━━━ Input data

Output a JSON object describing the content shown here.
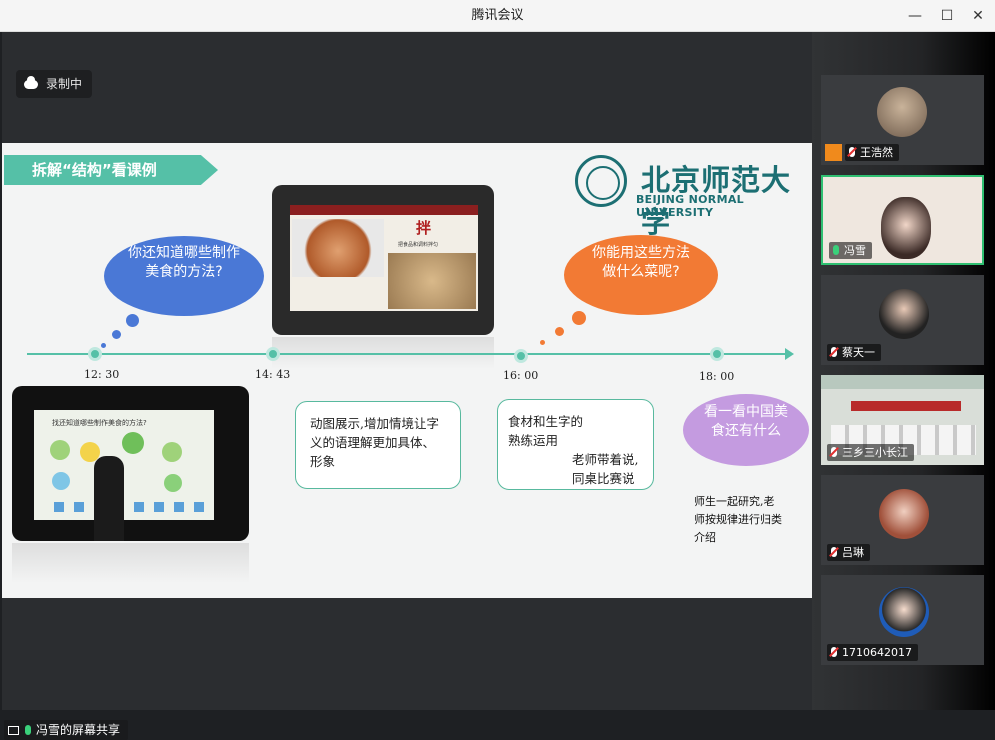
{
  "window": {
    "title": "腾讯会议",
    "min": "—",
    "max": "☐",
    "close": "✕"
  },
  "recording": {
    "label": "录制中",
    "icon": "cloud-icon"
  },
  "slide": {
    "ribbon": "拆解“结构”看课例",
    "logo": {
      "cn": "北京师范大学",
      "en": "BEIJING NORMAL UNIVERSITY"
    },
    "times": [
      "12: 30",
      "14: 43",
      "16: 00",
      "18: 00"
    ],
    "bubbles": {
      "blue": "你还知道哪些制作美食的方法?",
      "orange": "你能用这些方法做什么菜呢?",
      "purple": "看一看中国美食还有什么"
    },
    "notes": {
      "note1": "动图展示,增加情境让字义的语理解更加具体、形象",
      "note2a": "食材和生字的熟练运用",
      "note2b": "老师带着说,同桌比赛说"
    },
    "handwritten": "师生一起研究,老师按规律进行归类介绍",
    "photo_top": {
      "char": "拌",
      "caption": "把食品和调料拌匀"
    },
    "photo_left": {
      "caption": "找还知道哪些制作美食的方法?"
    }
  },
  "participants": [
    {
      "name": "王浩然",
      "mic": "muted",
      "host": true
    },
    {
      "name": "冯雪",
      "mic": "on",
      "active": true
    },
    {
      "name": "蔡天一",
      "mic": "muted"
    },
    {
      "name": "三乡三小长江",
      "mic": "muted"
    },
    {
      "name": "吕琳",
      "mic": "muted"
    },
    {
      "name": "1710642017",
      "mic": "muted"
    }
  ],
  "share": {
    "label": "冯雪的屏幕共享"
  }
}
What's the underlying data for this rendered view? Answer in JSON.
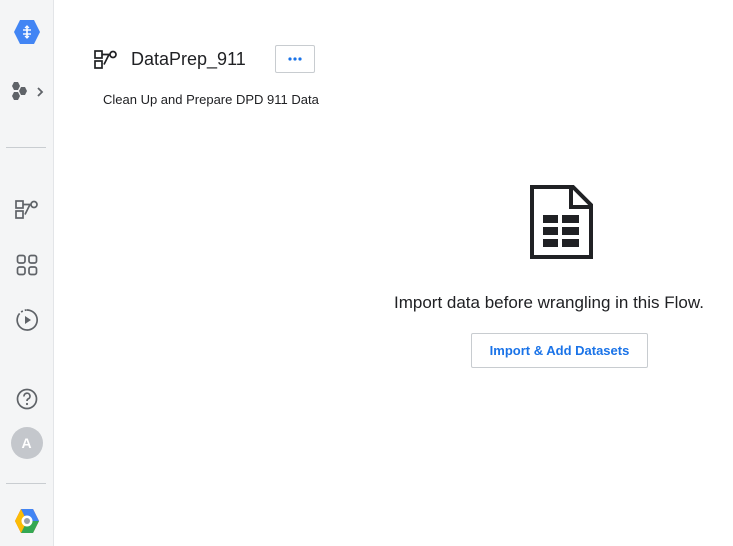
{
  "sidebar": {
    "items": [
      {
        "icon": "dataprep-logo-icon"
      },
      {
        "icon": "services-switcher-icon"
      },
      {
        "icon": "flows-icon"
      },
      {
        "icon": "library-icon"
      },
      {
        "icon": "jobs-icon"
      },
      {
        "icon": "help-icon"
      },
      {
        "icon": "gcp-logo-icon"
      }
    ],
    "avatar_initial": "A"
  },
  "flow": {
    "title": "DataPrep_911",
    "description": "Clean Up and Prepare DPD 911 Data",
    "more_label": "•••"
  },
  "empty_state": {
    "icon": "document-icon",
    "message": "Import data before wrangling in this Flow.",
    "button_label": "Import & Add Datasets"
  },
  "colors": {
    "accent": "#1a73e8",
    "logo_blue": "#4285f4",
    "icon_gray": "#5f6368"
  }
}
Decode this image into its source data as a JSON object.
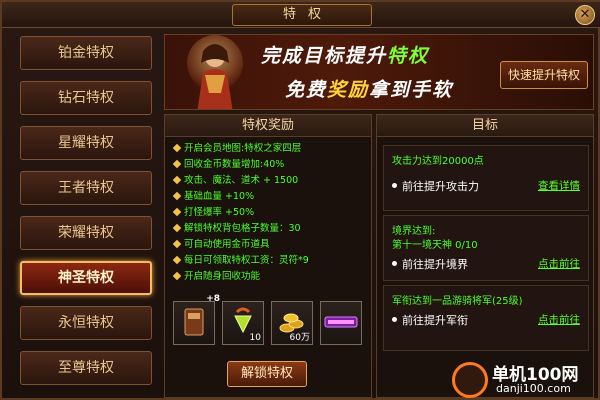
{
  "window": {
    "title": "特权",
    "close_glyph": "✕"
  },
  "sidebar": {
    "items": [
      {
        "label": "铂金特权",
        "active": false
      },
      {
        "label": "钻石特权",
        "active": false
      },
      {
        "label": "星耀特权",
        "active": false
      },
      {
        "label": "王者特权",
        "active": false
      },
      {
        "label": "荣耀特权",
        "active": false
      },
      {
        "label": "神圣特权",
        "active": true
      },
      {
        "label": "永恒特权",
        "active": false
      },
      {
        "label": "至尊特权",
        "active": false
      }
    ]
  },
  "banner": {
    "line1_a": "完成目标提升",
    "line1_b": "特权",
    "line2_a": "免费",
    "line2_b": "奖励",
    "line2_c": "拿到手软",
    "quick_button": "快速提升特权"
  },
  "rewards": {
    "heading": "特权奖励",
    "perks": [
      "开启会员地图:特权之家四层",
      "回收金币数量增加:40%",
      "攻击、魔法、道术 + 1500",
      "基础血量 +10%",
      "打怪爆率 +50%",
      "解锁特权背包格子数量：30",
      "可自动使用金币道具",
      "每日可领取特权工资：灵符*9",
      "开启随身回收功能"
    ],
    "items": [
      {
        "icon": "book-icon",
        "badge": "+8",
        "count": ""
      },
      {
        "icon": "gem-icon",
        "badge": "",
        "count": "10"
      },
      {
        "icon": "gold-coins-icon",
        "badge": "",
        "count": "60万"
      },
      {
        "icon": "vip-card-icon",
        "badge": "",
        "count": ""
      }
    ],
    "unlock_button": "解锁特权"
  },
  "goals": {
    "heading": "目标",
    "cards": [
      {
        "req1": "攻击力达到20000点",
        "req2": "",
        "desc": "前往提升攻击力",
        "link": "查看详情"
      },
      {
        "req1": "境界达到:",
        "req2": "第十一境天神 0/10",
        "desc": "前往提升境界",
        "link": "点击前往"
      },
      {
        "req1": "军衔达到一品游骑将军(25级)",
        "req2": "",
        "desc": "前往提升军衔",
        "link": "点击前往"
      }
    ]
  },
  "watermark": {
    "text1": "单机100网",
    "text2": "danji100.com"
  },
  "colors": {
    "perk_green": "#4dff2d",
    "gold": "#f0c060",
    "active_red": "#8d2712"
  }
}
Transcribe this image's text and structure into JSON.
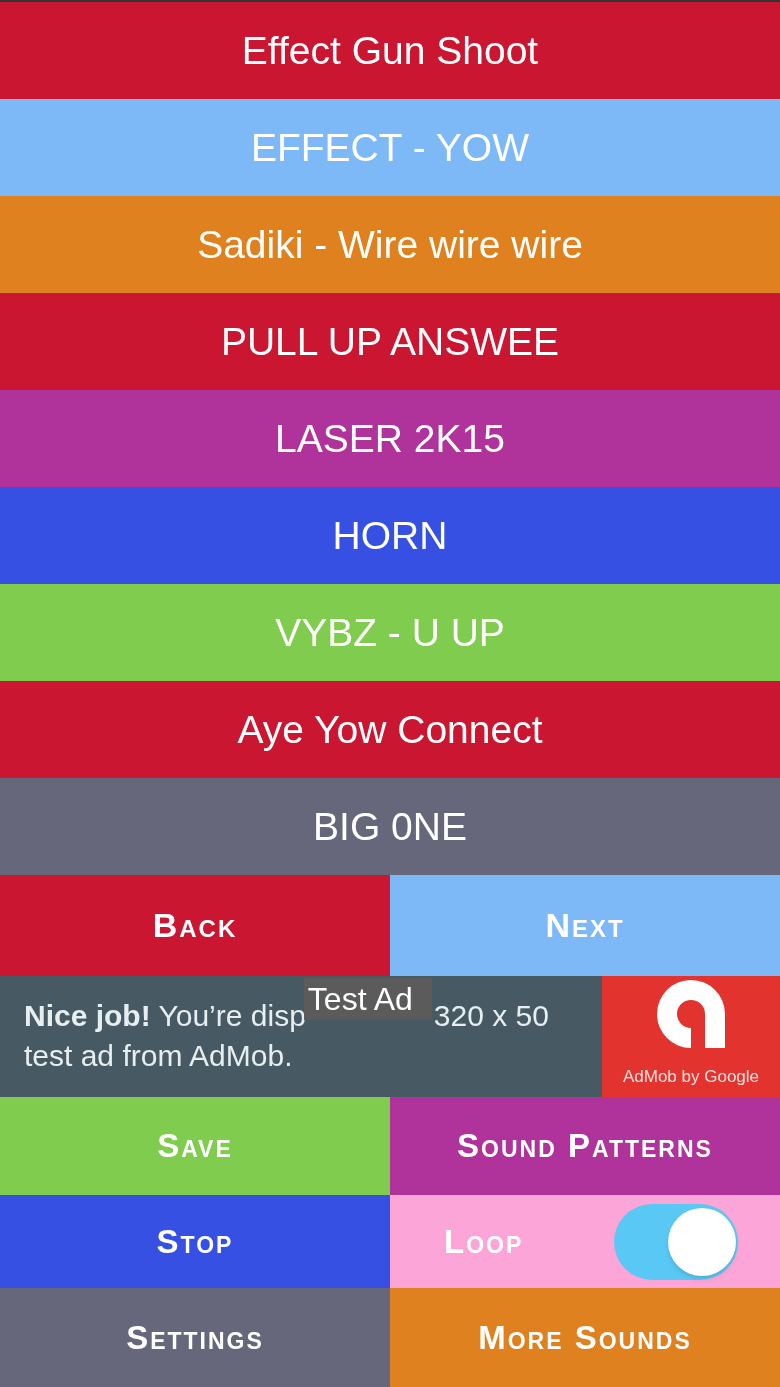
{
  "sounds": [
    {
      "label": "Effect Gun Shoot",
      "color": "#cb1632"
    },
    {
      "label": "EFFECT - YOW",
      "color": "#7db8f7"
    },
    {
      "label": "Sadiki - Wire wire wire",
      "color": "#e0811f"
    },
    {
      "label": "PULL UP ANSWEE",
      "color": "#cb1632"
    },
    {
      "label": "LASER 2K15",
      "color": "#b0339b"
    },
    {
      "label": "HORN",
      "color": "#3550e3"
    },
    {
      "label": "VYBZ - U UP",
      "color": "#80cc4e"
    },
    {
      "label": "Aye Yow Connect",
      "color": "#cb1632"
    },
    {
      "label": "BIG 0NE",
      "color": "#66677a"
    }
  ],
  "pager": [
    {
      "label": "Back",
      "color": "#cb1632"
    },
    {
      "label": "Next",
      "color": "#7db8f7"
    }
  ],
  "ad": {
    "badge": "Test Ad",
    "line_1_start": "**Nice job!** You’re disp",
    "line_1_end": "320 x 50",
    "line_2": "test ad from AdMob.",
    "brand": "AdMob by Google"
  },
  "controls": [
    {
      "kind": "button",
      "label": "Save",
      "color": "#80cc4e"
    },
    {
      "kind": "button",
      "label": "Sound Patterns",
      "color": "#b0339b"
    },
    {
      "kind": "button",
      "label": "Stop",
      "color": "#3550e3"
    },
    {
      "kind": "toggle",
      "label": "Loop",
      "color": "#fca5d8",
      "on": true
    },
    {
      "kind": "button",
      "label": "Settings",
      "color": "#66677a"
    },
    {
      "kind": "button",
      "label": "More Sounds",
      "color": "#e0811f"
    }
  ]
}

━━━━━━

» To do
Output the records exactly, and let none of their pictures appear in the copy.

» Exercise result
Output a JSON object describing the content shown here.
{
  "window": {
    "title": "腾讯会议",
    "min": "—",
    "max": "☐",
    "close": "✕"
  },
  "recording": {
    "label": "录制中",
    "icon": "cloud-icon"
  },
  "slide": {
    "ribbon": "拆解“结构”看课例",
    "logo": {
      "cn": "北京师范大学",
      "en": "BEIJING NORMAL UNIVERSITY"
    },
    "times": [
      "12: 30",
      "14: 43",
      "16: 00",
      "18: 00"
    ],
    "bubbles": {
      "blue": "你还知道哪些制作美食的方法?",
      "orange": "你能用这些方法做什么菜呢?",
      "purple": "看一看中国美食还有什么"
    },
    "notes": {
      "note1": "动图展示,增加情境让字义的语理解更加具体、形象",
      "note2a": "食材和生字的熟练运用",
      "note2b": "老师带着说,同桌比赛说"
    },
    "handwritten": "师生一起研究,老师按规律进行归类介绍",
    "photo_top": {
      "char": "拌",
      "caption": "把食品和调料拌匀"
    },
    "photo_left": {
      "caption": "找还知道哪些制作美食的方法?"
    }
  },
  "participants": [
    {
      "name": "王浩然",
      "mic": "muted",
      "host": true
    },
    {
      "name": "冯雪",
      "mic": "on",
      "active": true
    },
    {
      "name": "蔡天一",
      "mic": "muted"
    },
    {
      "name": "三乡三小长江",
      "mic": "muted"
    },
    {
      "name": "吕琳",
      "mic": "muted"
    },
    {
      "name": "1710642017",
      "mic": "muted"
    }
  ],
  "share": {
    "label": "冯雪的屏幕共享"
  }
}
What's the underlying data for this rendered view? Answer in JSON.
{
  "sidebar": {
    "items": [
      {
        "icon": "dataprep-logo-icon"
      },
      {
        "icon": "services-switcher-icon"
      },
      {
        "icon": "flows-icon"
      },
      {
        "icon": "library-icon"
      },
      {
        "icon": "jobs-icon"
      },
      {
        "icon": "help-icon"
      },
      {
        "icon": "gcp-logo-icon"
      }
    ],
    "avatar_initial": "A"
  },
  "flow": {
    "title": "DataPrep_911",
    "description": "Clean Up and Prepare DPD 911 Data",
    "more_label": "•••"
  },
  "empty_state": {
    "icon": "document-icon",
    "message": "Import data before wrangling in this Flow.",
    "button_label": "Import & Add Datasets"
  },
  "colors": {
    "accent": "#1a73e8",
    "logo_blue": "#4285f4",
    "icon_gray": "#5f6368"
  }
}
Decode this image into its source data as a JSON object.
{
  "window": {
    "title": "特权",
    "close_glyph": "✕"
  },
  "sidebar": {
    "items": [
      {
        "label": "铂金特权",
        "active": false
      },
      {
        "label": "钻石特权",
        "active": false
      },
      {
        "label": "星耀特权",
        "active": false
      },
      {
        "label": "王者特权",
        "active": false
      },
      {
        "label": "荣耀特权",
        "active": false
      },
      {
        "label": "神圣特权",
        "active": true
      },
      {
        "label": "永恒特权",
        "active": false
      },
      {
        "label": "至尊特权",
        "active": false
      }
    ]
  },
  "banner": {
    "line1_a": "完成目标提升",
    "line1_b": "特权",
    "line2_a": "免费",
    "line2_b": "奖励",
    "line2_c": "拿到手软",
    "quick_button": "快速提升特权"
  },
  "rewards": {
    "heading": "特权奖励",
    "perks": [
      "开启会员地图:特权之家四层",
      "回收金币数量增加:40%",
      "攻击、魔法、道术 + 1500",
      "基础血量 +10%",
      "打怪爆率 +50%",
      "解锁特权背包格子数量：30",
      "可自动使用金币道具",
      "每日可领取特权工资：灵符*9",
      "开启随身回收功能"
    ],
    "items": [
      {
        "icon": "book-icon",
        "badge": "+8",
        "count": ""
      },
      {
        "icon": "gem-icon",
        "badge": "",
        "count": "10"
      },
      {
        "icon": "gold-coins-icon",
        "badge": "",
        "count": "60万"
      },
      {
        "icon": "vip-card-icon",
        "badge": "",
        "count": ""
      }
    ],
    "unlock_button": "解锁特权"
  },
  "goals": {
    "heading": "目标",
    "cards": [
      {
        "req1": "攻击力达到20000点",
        "req2": "",
        "desc": "前往提升攻击力",
        "link": "查看详情"
      },
      {
        "req1": "境界达到:",
        "req2": "第十一境天神 0/10",
        "desc": "前往提升境界",
        "link": "点击前往"
      },
      {
        "req1": "军衔达到一品游骑将军(25级)",
        "req2": "",
        "desc": "前往提升军衔",
        "link": "点击前往"
      }
    ]
  },
  "watermark": {
    "text1": "单机100网",
    "text2": "danji100.com"
  },
  "colors": {
    "perk_green": "#4dff2d",
    "gold": "#f0c060",
    "active_red": "#8d2712"
  }
}
Transcribe this image's text and structure into JSON.
{
  "sounds": [
    {
      "label": "Effect Gun Shoot",
      "color": "#cb1632"
    },
    {
      "label": "EFFECT - YOW",
      "color": "#7db8f7"
    },
    {
      "label": "Sadiki - Wire wire wire",
      "color": "#e0811f"
    },
    {
      "label": "PULL UP ANSWEE",
      "color": "#cb1632"
    },
    {
      "label": "LASER 2K15",
      "color": "#b0339b"
    },
    {
      "label": "HORN",
      "color": "#3550e3"
    },
    {
      "label": "VYBZ - U UP",
      "color": "#80cc4e"
    },
    {
      "label": "Aye Yow Connect",
      "color": "#cb1632"
    },
    {
      "label": "BIG 0NE",
      "color": "#66677a"
    }
  ],
  "pager": [
    {
      "label": "Back",
      "color": "#cb1632"
    },
    {
      "label": "Next",
      "color": "#7db8f7"
    }
  ],
  "ad": {
    "badge": "Test Ad",
    "line_1_start": "**Nice job!** You’re disp",
    "line_1_end": "320 x 50",
    "line_2": "test ad from AdMob.",
    "brand": "AdMob by Google"
  },
  "controls": [
    {
      "kind": "button",
      "label": "Save",
      "color": "#80cc4e"
    },
    {
      "kind": "button",
      "label": "Sound Patterns",
      "color": "#b0339b"
    },
    {
      "kind": "button",
      "label": "Stop",
      "color": "#3550e3"
    },
    {
      "kind": "toggle",
      "label": "Loop",
      "color": "#fca5d8",
      "on": true
    },
    {
      "kind": "button",
      "label": "Settings",
      "color": "#66677a"
    },
    {
      "kind": "button",
      "label": "More Sounds",
      "color": "#e0811f"
    }
  ]
}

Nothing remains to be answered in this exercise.